Authorities have identified a woman who died when she was caught in a powerful avalanche while back country skiing in northern Colorado.
Michelle Lindsay, 29, of Fort Collins was buried under snow at Diamond Peak Sunday, The Coloradoan reports.
Other members of Lindsay’s ski party dug her from the snow, but found she was not breathing, The Larimer County Sheriff’s Office said.
Lindsay was declared dead at the scene. She died from asphyxiation while trapped under the snow, The Larimer County Coroner’s Office said Tuesday.
Lindsay’s death was the first avalanche fatality reported in the country this snow season, the newspaper reported.
The avalanche happened at the peak just north of Rocky Mountain National Park, 68 miles west of Fort Collins.
A 2- to 3-foot sheet of snow, ice and rock plummeted 500 vertical feet over a wide area, the Colorado Avalanche Information Center reported.
The center warned of considerable avalanche danger Monday for the Rocky Mountain Front Range, which includes the area where Lindsay died.
Communities along the Rocky Mountains have seen record or near-record snowfall since September.
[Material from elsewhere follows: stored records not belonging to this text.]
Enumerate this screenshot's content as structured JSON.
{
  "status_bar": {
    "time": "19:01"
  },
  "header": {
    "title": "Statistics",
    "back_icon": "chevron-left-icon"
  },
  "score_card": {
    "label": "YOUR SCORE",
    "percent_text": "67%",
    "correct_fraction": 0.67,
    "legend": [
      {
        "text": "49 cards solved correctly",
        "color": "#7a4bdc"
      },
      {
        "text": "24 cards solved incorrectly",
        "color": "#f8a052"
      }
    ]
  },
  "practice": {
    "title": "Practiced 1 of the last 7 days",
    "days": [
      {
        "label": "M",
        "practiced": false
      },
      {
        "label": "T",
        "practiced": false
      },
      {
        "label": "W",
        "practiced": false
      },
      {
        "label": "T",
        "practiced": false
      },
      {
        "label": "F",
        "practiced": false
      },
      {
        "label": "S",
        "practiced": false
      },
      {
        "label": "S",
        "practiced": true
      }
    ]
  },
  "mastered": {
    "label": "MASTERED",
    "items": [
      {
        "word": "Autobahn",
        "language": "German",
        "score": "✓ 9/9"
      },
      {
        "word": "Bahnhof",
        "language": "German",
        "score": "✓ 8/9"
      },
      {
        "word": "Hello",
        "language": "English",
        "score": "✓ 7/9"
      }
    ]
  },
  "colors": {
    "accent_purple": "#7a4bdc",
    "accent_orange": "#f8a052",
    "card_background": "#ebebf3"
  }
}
The center urged people skiing in the back country to use extreme caution.
The death comes on the heels of a 2018-2019 snow season in Colorado that killed eight people, two more fatalities above the average for avalanche deaths the state sees every season.
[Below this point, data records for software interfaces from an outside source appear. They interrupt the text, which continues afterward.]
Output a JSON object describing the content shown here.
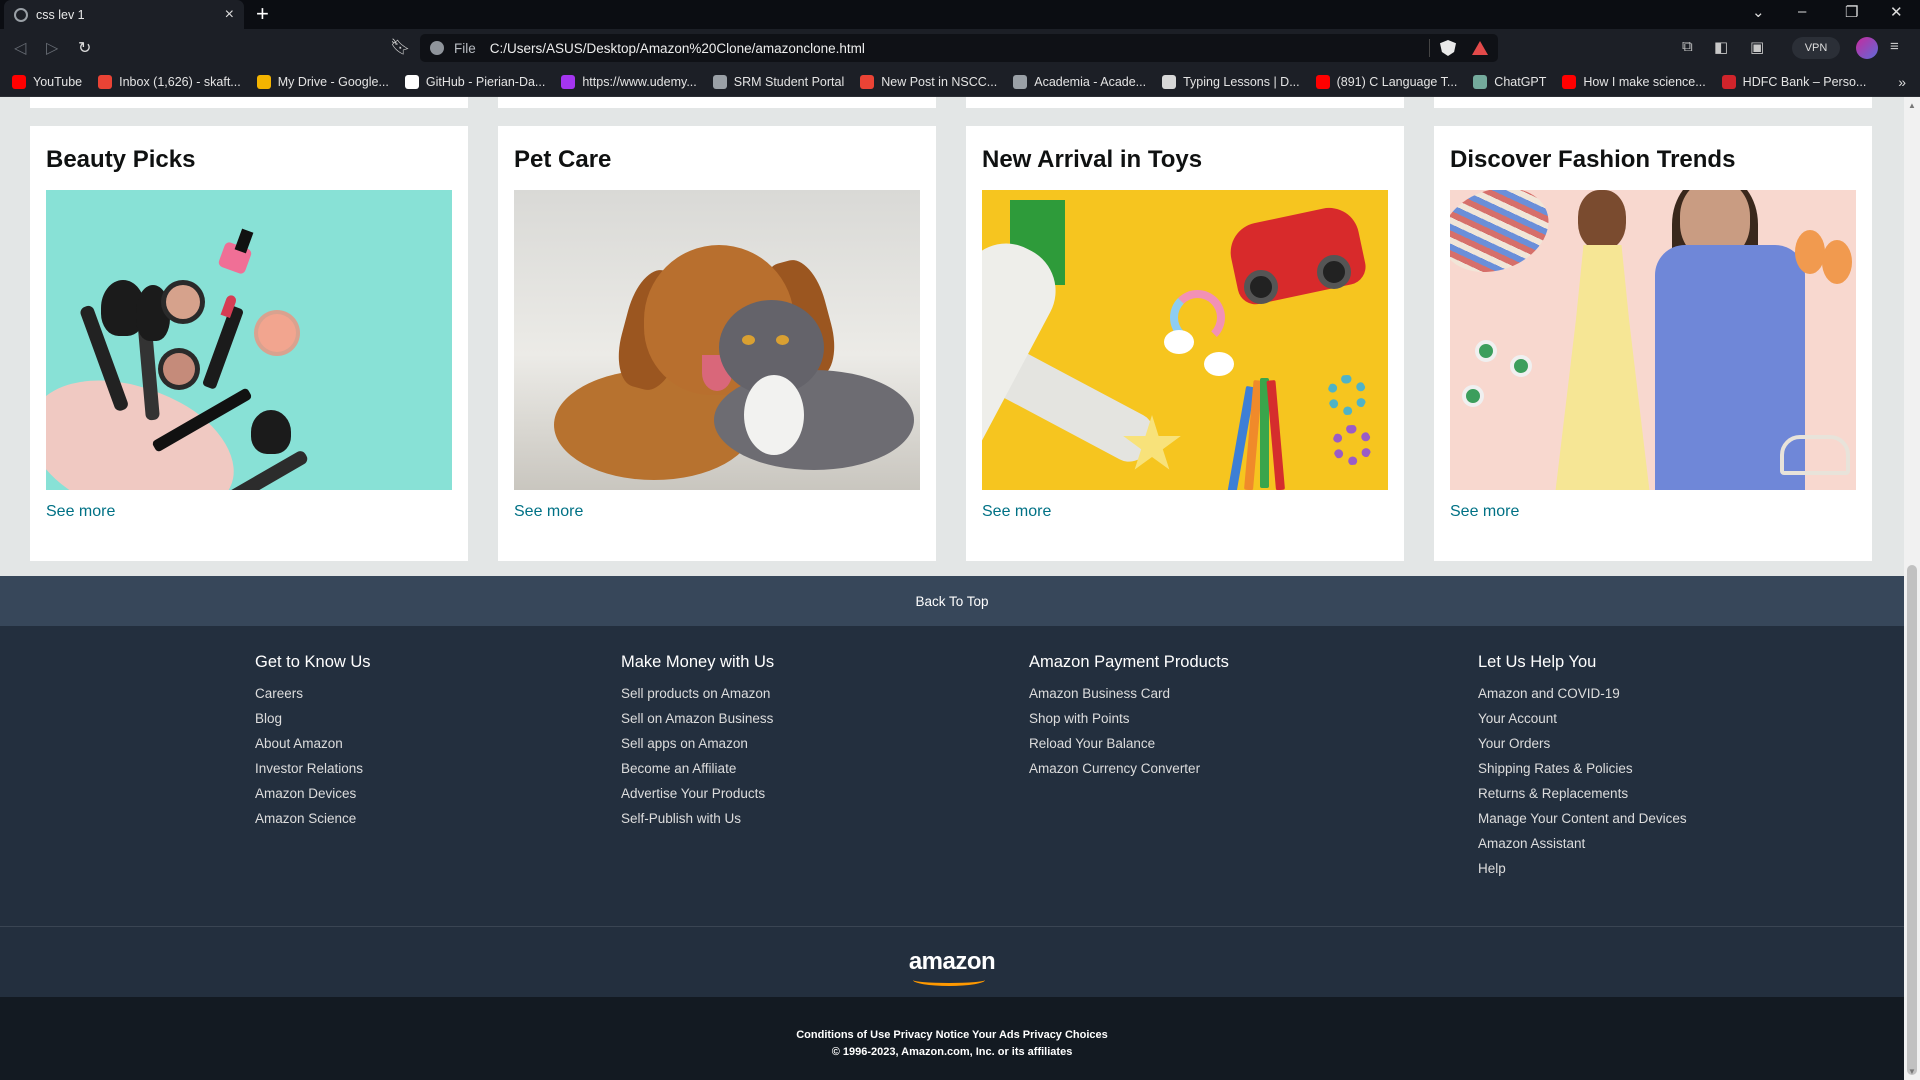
{
  "browser": {
    "tab_title": "css lev 1",
    "url_scheme": "File",
    "url": "C:/Users/ASUS/Desktop/Amazon%20Clone/amazonclone.html",
    "vpn_label": "VPN",
    "bookmarks": [
      {
        "label": "YouTube",
        "icon": "youtube-icon",
        "color": "#ff0000"
      },
      {
        "label": "Inbox (1,626) - skaft...",
        "icon": "gmail-icon",
        "color": "#ea4335"
      },
      {
        "label": "My Drive - Google...",
        "icon": "drive-icon",
        "color": "#f4b400"
      },
      {
        "label": "GitHub - Pierian-Da...",
        "icon": "github-icon",
        "color": "#ffffff"
      },
      {
        "label": "https://www.udemy...",
        "icon": "udemy-icon",
        "color": "#a435f0"
      },
      {
        "label": "SRM Student Portal",
        "icon": "globe-icon",
        "color": "#9aa0a6"
      },
      {
        "label": "New Post in NSCC...",
        "icon": "gmail-icon",
        "color": "#ea4335"
      },
      {
        "label": "Academia - Acade...",
        "icon": "globe-icon",
        "color": "#9aa0a6"
      },
      {
        "label": "Typing Lessons | D...",
        "icon": "typing-icon",
        "color": "#d7d7d7"
      },
      {
        "label": "(891) C Language T...",
        "icon": "youtube-icon",
        "color": "#ff0000"
      },
      {
        "label": "ChatGPT",
        "icon": "chatgpt-icon",
        "color": "#74aa9c"
      },
      {
        "label": "How I make science...",
        "icon": "youtube-icon",
        "color": "#ff0000"
      },
      {
        "label": "HDFC Bank – Perso...",
        "icon": "hdfc-icon",
        "color": "#d0242b"
      }
    ]
  },
  "cards": [
    {
      "title": "Beauty Picks",
      "link": "See more"
    },
    {
      "title": "Pet Care",
      "link": "See more"
    },
    {
      "title": "New Arrival in Toys",
      "link": "See more"
    },
    {
      "title": "Discover Fashion Trends",
      "link": "See more"
    }
  ],
  "footer": {
    "back_to_top": "Back To Top",
    "columns": [
      {
        "heading": "Get to Know Us",
        "links": [
          "Careers",
          "Blog",
          "About Amazon",
          "Investor Relations",
          "Amazon Devices",
          "Amazon Science"
        ]
      },
      {
        "heading": "Make Money with Us",
        "links": [
          "Sell products on Amazon",
          "Sell on Amazon Business",
          "Sell apps on Amazon",
          "Become an Affiliate",
          "Advertise Your Products",
          "Self-Publish with Us"
        ]
      },
      {
        "heading": "Amazon Payment Products",
        "links": [
          "Amazon Business Card",
          "Shop with Points",
          "Reload Your Balance",
          "Amazon Currency Converter"
        ]
      },
      {
        "heading": "Let Us Help You",
        "links": [
          "Amazon and COVID-19",
          "Your Account",
          "Your Orders",
          "Shipping Rates & Policies",
          "Returns & Replacements",
          "Manage Your Content and Devices",
          "Amazon Assistant",
          "Help"
        ]
      }
    ],
    "logo_text": "amazon",
    "legal_links": "Conditions of Use Privacy Notice Your Ads Privacy Choices",
    "copyright": "© 1996-2023, Amazon.com, Inc. or its affiliates"
  },
  "colors": {
    "link": "#007185",
    "footer_bg": "#232f3e",
    "back_to_top_bg": "#37475a",
    "bottom_bg": "#131a22",
    "page_bg": "#e3e6e6"
  }
}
MORE: Colorado’s 2018-2019 avalanche season claimed 8 lives. Experts say there’s much to learn from how they died.
The Colorado Avalanche Information Center fielded reports of 46 people caught in avalanches in 2018, 16 of them who were buried. That is the highest number of people caught and buried the agency has ever recorded.